The public version of the affidavit, a court document that includes evidence presented by prosecutors, could reveal new details about the inquiry.
The Department of Justice opposed releasing an unredacted version amid its ongoing investigation.
The FBI search was part of a probe into the potential mishandling of documents.
Mr Trump has denied wrongdoing and insists the classified files that investigators say were found at Mar-a-Lago in Palm Beach had already been declassified by himself.
On Thursday, US Magistrate Judge Bruce Reinhart ordered the affidavit to be released with redactions by noon (16:00 GMT) on Friday.
He said prosecutors had demonstrated a "compelling reason" to black out parts of the document, which would reveal the identities of witnesses, law enforcement agents and uncharged parties, as well as "the investigation's strategy, direction, scope, sources and methods".
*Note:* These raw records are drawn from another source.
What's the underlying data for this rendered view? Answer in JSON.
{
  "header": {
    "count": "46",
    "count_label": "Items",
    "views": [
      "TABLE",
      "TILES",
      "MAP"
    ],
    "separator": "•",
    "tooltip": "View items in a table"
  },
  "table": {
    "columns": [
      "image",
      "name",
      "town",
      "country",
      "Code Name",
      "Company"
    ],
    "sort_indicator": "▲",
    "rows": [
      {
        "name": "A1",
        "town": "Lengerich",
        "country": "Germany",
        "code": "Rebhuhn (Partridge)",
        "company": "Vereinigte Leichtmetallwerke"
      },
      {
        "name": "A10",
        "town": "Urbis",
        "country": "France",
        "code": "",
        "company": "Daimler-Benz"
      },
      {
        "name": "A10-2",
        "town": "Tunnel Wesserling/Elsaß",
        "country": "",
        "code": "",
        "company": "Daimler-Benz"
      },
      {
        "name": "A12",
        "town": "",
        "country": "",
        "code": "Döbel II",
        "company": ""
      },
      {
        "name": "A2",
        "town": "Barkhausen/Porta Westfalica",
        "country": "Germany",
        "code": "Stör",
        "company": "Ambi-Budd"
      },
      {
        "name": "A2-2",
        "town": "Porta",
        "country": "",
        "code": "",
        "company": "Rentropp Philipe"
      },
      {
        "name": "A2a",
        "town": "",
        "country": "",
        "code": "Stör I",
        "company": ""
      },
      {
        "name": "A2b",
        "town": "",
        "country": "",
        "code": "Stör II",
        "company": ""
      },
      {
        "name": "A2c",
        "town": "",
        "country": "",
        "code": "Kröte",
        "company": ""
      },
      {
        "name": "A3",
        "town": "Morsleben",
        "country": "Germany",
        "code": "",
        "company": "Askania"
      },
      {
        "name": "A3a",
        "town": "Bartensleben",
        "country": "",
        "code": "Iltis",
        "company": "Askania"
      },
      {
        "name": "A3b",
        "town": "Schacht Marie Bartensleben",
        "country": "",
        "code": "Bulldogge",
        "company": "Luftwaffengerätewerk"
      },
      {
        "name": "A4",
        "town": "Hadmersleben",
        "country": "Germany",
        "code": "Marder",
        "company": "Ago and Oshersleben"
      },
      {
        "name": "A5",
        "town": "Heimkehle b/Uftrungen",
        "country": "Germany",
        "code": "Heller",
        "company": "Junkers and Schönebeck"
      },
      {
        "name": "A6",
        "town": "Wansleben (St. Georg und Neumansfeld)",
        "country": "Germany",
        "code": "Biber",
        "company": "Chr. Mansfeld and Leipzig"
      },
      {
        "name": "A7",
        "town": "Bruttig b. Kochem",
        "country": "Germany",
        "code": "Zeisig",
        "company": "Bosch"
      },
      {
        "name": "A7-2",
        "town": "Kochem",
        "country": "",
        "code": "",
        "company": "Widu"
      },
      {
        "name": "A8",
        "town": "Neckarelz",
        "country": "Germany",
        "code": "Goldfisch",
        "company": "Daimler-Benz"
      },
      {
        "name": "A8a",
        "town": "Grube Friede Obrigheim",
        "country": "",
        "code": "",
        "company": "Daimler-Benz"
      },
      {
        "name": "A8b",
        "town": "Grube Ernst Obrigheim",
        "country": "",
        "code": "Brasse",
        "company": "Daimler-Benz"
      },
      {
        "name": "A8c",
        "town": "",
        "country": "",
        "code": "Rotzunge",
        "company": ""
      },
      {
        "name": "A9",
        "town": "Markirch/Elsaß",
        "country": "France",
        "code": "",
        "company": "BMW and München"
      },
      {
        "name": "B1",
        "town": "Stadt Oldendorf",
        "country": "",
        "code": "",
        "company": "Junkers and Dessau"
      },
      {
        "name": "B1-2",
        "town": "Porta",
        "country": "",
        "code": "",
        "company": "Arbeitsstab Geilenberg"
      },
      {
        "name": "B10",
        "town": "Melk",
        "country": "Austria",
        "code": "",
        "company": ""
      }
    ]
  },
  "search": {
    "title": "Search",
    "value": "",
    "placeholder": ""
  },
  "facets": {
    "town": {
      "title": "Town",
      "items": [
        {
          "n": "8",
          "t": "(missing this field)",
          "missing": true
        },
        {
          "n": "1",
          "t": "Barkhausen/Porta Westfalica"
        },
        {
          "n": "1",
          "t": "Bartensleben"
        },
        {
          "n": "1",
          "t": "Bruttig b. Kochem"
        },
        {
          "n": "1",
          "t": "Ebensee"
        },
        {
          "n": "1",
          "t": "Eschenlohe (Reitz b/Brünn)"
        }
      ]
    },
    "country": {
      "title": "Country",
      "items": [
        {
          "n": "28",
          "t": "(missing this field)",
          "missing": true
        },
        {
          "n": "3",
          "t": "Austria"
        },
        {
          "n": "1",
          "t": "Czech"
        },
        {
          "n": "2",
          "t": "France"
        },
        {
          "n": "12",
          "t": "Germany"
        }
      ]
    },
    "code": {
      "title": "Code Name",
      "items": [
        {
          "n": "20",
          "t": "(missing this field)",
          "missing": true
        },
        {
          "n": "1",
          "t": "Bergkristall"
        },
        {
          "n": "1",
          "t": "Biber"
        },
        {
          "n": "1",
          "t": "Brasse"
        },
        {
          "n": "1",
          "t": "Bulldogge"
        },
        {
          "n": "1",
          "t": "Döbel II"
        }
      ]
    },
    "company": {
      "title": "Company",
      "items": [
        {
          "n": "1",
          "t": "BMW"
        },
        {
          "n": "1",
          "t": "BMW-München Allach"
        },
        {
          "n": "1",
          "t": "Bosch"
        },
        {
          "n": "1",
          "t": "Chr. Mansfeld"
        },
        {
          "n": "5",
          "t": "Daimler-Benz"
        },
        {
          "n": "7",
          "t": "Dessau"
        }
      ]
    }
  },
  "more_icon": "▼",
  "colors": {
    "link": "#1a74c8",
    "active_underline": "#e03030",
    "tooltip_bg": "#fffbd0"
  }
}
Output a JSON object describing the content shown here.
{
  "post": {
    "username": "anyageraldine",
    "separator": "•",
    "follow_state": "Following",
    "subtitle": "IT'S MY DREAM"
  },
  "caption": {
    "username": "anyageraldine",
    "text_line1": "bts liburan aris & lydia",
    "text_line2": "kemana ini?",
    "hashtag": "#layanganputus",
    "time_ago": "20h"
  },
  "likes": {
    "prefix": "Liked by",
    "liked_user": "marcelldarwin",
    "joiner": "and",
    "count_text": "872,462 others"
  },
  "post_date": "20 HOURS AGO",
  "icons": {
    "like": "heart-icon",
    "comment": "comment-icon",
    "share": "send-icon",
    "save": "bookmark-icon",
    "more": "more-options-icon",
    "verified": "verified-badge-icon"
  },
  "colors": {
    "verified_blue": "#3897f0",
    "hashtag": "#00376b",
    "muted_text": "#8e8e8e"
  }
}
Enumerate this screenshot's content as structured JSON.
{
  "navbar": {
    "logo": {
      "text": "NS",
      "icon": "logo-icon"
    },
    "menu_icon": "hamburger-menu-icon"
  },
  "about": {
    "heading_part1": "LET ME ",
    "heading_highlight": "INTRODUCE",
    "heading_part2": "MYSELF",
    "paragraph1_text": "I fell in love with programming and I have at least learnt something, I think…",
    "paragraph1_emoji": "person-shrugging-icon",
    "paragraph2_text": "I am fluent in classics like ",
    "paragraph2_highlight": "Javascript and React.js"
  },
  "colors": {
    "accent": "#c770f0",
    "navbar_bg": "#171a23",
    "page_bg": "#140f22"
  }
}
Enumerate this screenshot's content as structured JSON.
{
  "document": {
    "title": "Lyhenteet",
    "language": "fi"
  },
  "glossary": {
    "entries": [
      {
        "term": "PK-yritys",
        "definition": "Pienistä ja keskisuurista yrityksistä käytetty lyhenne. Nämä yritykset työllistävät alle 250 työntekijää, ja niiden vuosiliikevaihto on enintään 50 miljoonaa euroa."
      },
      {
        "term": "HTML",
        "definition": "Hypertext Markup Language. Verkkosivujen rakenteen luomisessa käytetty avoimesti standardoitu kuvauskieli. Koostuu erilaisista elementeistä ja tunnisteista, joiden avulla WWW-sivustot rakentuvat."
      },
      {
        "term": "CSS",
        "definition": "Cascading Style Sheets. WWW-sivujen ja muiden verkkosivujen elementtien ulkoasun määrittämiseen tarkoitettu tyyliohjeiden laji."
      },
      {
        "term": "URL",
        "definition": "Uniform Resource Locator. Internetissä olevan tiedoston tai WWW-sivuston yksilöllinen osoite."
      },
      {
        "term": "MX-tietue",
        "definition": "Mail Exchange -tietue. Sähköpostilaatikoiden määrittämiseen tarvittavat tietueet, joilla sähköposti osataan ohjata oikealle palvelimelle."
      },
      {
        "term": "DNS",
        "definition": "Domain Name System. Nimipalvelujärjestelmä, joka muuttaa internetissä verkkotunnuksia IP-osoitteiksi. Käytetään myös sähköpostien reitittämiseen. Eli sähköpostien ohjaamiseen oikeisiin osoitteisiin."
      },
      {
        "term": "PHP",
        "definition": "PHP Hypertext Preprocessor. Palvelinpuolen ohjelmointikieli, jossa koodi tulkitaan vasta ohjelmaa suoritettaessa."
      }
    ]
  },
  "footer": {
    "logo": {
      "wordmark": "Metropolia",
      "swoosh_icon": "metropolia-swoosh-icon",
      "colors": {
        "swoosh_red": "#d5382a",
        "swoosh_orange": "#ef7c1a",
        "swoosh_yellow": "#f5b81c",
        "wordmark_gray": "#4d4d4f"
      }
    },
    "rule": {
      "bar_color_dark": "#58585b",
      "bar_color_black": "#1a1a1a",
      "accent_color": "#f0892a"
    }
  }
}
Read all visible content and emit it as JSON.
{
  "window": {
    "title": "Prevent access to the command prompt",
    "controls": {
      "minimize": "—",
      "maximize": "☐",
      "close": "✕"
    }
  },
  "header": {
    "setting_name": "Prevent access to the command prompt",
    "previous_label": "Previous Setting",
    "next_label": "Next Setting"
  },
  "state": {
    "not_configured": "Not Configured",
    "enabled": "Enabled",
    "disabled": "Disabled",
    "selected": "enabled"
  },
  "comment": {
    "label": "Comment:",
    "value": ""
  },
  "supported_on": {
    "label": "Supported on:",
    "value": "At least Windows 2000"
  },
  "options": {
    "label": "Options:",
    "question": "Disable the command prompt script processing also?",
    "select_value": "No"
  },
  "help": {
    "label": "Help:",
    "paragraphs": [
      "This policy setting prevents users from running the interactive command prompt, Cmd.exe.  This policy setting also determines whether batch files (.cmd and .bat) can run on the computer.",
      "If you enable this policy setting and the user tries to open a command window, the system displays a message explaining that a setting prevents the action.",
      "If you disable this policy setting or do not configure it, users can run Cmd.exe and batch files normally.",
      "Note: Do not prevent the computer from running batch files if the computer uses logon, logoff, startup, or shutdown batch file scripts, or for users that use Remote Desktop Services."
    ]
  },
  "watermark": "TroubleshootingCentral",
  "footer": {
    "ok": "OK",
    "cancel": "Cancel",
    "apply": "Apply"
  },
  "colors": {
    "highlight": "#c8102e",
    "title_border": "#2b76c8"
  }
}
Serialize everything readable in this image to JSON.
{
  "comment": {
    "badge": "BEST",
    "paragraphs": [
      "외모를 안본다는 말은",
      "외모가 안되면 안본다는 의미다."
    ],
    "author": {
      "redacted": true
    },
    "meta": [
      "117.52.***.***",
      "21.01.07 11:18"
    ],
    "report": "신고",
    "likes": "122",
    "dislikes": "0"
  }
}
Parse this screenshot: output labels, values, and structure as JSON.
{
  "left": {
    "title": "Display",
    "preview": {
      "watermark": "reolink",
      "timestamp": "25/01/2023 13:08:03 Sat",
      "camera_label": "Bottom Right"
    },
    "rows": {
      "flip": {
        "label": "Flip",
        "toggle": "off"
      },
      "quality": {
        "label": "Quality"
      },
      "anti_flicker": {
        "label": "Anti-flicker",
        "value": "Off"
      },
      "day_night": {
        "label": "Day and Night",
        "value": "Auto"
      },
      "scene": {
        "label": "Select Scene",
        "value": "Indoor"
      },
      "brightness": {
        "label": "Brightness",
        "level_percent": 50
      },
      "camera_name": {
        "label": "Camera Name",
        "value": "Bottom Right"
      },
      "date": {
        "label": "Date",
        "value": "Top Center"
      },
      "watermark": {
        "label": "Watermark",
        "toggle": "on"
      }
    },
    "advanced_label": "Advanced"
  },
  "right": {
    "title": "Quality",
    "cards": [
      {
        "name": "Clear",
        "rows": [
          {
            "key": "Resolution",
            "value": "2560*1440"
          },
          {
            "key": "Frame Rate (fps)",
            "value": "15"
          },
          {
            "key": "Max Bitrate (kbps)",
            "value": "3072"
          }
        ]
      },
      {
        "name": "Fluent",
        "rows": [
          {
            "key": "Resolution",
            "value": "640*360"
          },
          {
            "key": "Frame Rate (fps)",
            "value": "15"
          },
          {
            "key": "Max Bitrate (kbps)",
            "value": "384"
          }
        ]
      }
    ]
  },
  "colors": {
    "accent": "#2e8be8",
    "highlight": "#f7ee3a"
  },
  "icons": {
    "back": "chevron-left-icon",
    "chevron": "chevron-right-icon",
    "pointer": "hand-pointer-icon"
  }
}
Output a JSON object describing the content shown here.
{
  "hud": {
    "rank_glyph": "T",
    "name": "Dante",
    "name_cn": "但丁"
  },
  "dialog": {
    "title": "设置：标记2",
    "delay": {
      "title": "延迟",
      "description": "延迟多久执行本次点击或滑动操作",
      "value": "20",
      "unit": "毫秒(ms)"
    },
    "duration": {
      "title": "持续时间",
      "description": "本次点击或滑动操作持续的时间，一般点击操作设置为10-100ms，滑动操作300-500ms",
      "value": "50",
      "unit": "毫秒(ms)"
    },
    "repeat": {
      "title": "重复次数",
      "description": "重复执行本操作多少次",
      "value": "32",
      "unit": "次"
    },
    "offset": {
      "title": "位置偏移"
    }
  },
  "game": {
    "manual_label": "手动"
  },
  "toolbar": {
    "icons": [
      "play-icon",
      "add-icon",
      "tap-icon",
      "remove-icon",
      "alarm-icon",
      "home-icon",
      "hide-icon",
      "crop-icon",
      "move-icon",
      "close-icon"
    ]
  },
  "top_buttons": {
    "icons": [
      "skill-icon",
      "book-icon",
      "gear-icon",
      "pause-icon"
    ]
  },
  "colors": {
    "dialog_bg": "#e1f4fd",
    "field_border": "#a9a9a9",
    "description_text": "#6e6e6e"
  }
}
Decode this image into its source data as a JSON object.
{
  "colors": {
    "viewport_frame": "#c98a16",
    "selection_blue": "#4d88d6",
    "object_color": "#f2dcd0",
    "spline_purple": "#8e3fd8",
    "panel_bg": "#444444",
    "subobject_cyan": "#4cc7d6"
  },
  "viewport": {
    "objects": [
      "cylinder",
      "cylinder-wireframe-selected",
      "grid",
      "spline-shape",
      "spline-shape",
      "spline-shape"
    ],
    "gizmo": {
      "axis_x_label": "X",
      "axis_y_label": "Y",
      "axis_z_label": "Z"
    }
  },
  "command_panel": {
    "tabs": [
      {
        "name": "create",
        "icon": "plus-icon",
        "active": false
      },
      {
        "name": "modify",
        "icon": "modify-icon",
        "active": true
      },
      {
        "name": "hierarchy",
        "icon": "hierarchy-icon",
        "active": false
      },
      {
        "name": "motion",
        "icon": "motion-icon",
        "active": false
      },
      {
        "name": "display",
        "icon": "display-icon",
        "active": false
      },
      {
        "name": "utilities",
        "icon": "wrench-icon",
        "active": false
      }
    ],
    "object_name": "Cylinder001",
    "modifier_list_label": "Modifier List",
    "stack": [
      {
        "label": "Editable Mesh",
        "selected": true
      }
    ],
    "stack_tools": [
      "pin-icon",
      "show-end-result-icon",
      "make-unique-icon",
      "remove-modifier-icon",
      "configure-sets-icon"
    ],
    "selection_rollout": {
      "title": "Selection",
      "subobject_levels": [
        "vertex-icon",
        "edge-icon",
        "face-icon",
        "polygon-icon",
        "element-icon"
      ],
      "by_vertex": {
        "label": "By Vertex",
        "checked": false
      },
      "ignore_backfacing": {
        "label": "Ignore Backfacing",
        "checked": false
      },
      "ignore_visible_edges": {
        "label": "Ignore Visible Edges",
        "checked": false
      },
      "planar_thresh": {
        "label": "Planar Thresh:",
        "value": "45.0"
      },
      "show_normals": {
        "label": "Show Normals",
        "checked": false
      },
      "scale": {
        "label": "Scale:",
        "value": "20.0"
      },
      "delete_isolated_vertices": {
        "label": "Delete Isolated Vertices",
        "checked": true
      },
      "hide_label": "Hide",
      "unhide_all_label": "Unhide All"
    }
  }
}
His ruling came shortly after the justice department confirmed that it had submitted to the judge a copy of the affidavit with proposed redactions.
Even in redacted form, the affidavit could provide clues as to why Mr Trump allegedly took classified documents with him in the chaotic final days of his presidency and what he did with them while they were stored in Palm Beach.
The rest may have to wait for when - or if - any criminal charges are filed.
The warrant itself was released on 12 August alongside an inventory of recovered items that showed 11 sets of classified files were removed from the estate.
Several news organisations have applied for the affidavit to be unsealed, citing public interest given the historic nature of the search of a former president's home.
The Department of Justice, however, had resisted the move, arguing that its release could cause "irreparable damage" to its ongoing investigation. It also said the necessary redactions would render the document "meaningless".
Mr Trump and his lawyers - who have characterised the Mar-a-Lago search as politically motivated and unlawful - have called for the unredacted affidavit to be released.
A spokesman for Mr Trump, Taylor Budowich, said that efforts to "hide" its contents were "cynical" and could be used to "hide government corruption".
Earlier this week, Mr Trump's legal team asked that the investigation be frozen and that an independent third-party attorney, known as a special master, be brought in to oversee the documents that the FBI took during the search.
The search warrant indicates FBI agents wanted to see if Mr Trump committed a crime by improperly handling government records when he took them from the White House to Mar-a-Lago as his administration ended.
US presidents are required to transfer documents and emails to the National Archives when they leave office.
* January 2022 - The National Archives retrieves 15 boxes of White House records from Mar-a-Lago, and says some of the documents it received at the end of Trump administration had been torn up
* February - Reports emerge that classified files were found in the Mar-a-Lago cache and National Archives has asked Department of Justice (DoJ) to investigate
* April - US media report the FBI has begun a preliminary investigation
* 3 June - A senior DoJ official and three FBI agents travel to Mar-a-Lago to review items in a basement. According to Mr Trump, he told them: "Whatever you need, just let us know"
* 8 June - Federal investigators write to a Trump aide to ask that a stronger lock be used to secure the room storing the items. Trump says that request was quickly fulfilled
* 22 June - The Trump Organization receives a DoJ summons for CCTV footage from Mar-a-Lago
* 8 August - Dozens of agents search Mar-a-Lago, seizing more than 20 boxes, some containing top secret files, according to the warrant
* 12 August - Warrant released, showing that 11 sets of classified documents were taken
What will be in the FBI's Trump search affidavit?